Protests began in the US after a video showed Mr Floyd being arrested on 25 May in Minneapolis and a white police officer continuing to kneel on his neck even after he pleaded that he could not breathe.
The officer, Derek Chauvin, has been charged with third-degree murder.
Prime Minister Boris Johnson said on Wednesday that Mr Floyd’s death had been “appalling” and “inexcusable”, but was criticised for failing to comment on the killing before now.
SNP Westminster Leader Ian Blackford said the UK government had “shuttered itself in the hope no-one would notice”.
Meanwhile, Labour leader Sir Keir Starmer called on the PM to convey to US President Donald Trump the UK’s “abhorrence about his response to the events”.
In the US, tens of thousands of people demonstrated for an eighth night, mainly peacefully.
The Floyd case has reignited deep-seated anger over police killings of black Americans and racism.
Demonstrators have taken to the streets – not only to express their outrage at the treatment of Mr Floyd – but to condemn police brutality against black Americans more widely.
In the UK, hundreds of people have gathered in London’s Hyde Park for a protest organised by campaign group, Black Lives Matter.
Organisers asked people to spread their arms out to maintain a two-metre distance from each other, as crowds chanted “the UK is not innocent”.
One activist attending the protest, Brogan Baptiste, told the BBC earlier: “It’s imperative that all of us, whether you’re black, white, that you’re involved in this because we need change and we need it now.”
Filippa, a 20-year-old student who also joined the protest, said: “I know that I’m healthy.
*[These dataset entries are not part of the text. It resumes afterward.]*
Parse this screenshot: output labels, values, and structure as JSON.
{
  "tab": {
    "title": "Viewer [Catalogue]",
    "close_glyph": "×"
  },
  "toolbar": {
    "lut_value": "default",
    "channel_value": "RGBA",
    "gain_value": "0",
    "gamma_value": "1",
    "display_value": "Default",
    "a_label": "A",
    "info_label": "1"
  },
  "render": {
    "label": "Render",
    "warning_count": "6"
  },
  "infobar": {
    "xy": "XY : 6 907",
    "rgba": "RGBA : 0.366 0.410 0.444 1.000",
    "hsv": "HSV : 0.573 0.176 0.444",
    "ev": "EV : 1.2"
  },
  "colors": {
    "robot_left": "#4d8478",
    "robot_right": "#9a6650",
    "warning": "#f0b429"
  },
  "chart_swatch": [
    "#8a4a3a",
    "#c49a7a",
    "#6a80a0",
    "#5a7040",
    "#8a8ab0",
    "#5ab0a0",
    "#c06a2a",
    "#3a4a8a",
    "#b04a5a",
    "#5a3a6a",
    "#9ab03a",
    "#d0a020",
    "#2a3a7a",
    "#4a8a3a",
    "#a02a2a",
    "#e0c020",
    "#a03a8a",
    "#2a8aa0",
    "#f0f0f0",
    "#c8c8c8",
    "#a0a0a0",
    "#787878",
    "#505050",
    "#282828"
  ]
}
So this felt more important than to stay inside when I have the opportunity.”
In their joint statement, the National Police Chiefs Council said: “We stand alongside all those across the globe who are appalled and horrified by the way George Floyd lost his life. Justice and accountability should follow.
“In the UK, we have a long-established tradition of policing by consent, working in communities to prevent crime and solve problems.
“Officers are trained to use force proportionately, lawfully and only when absolutely necessary,” the statement continued.
“We strive to continuously learn and improve. We will tackle bias, racism or discrimination wherever we find it.”
The police leaders added that “sometimes we fall short” but “when we do, we are not afraid to shine a light on injustices or to be held to account”.
They said UK police “uphold and facilitate” the right to lawful protest and “we know people want to make their voices heard”.
However, amid the coronavirus pandemic they stressed restrictions on gatherings were still in place and urged people to “continue to work with officers at this challenging time.”
Meanwhile, campaign group Stand Up to Racism (SUTR) is urging Britons to “take the knee” on their doorsteps for a socially-distanced protest at 18:00 BST.
SUTR said the campaign was inspired by the kneeling protest staged by American football star Colin Kaepernick in 2016 that has become synonymous with the Black Lives Matter movement.
On Tuesday evening, civic buildings in cities including London, Liverpool and Cardiff turned purple to honour Mr Floyd’s memory, with other cities around the country promising similar tributes on Wednesday evening.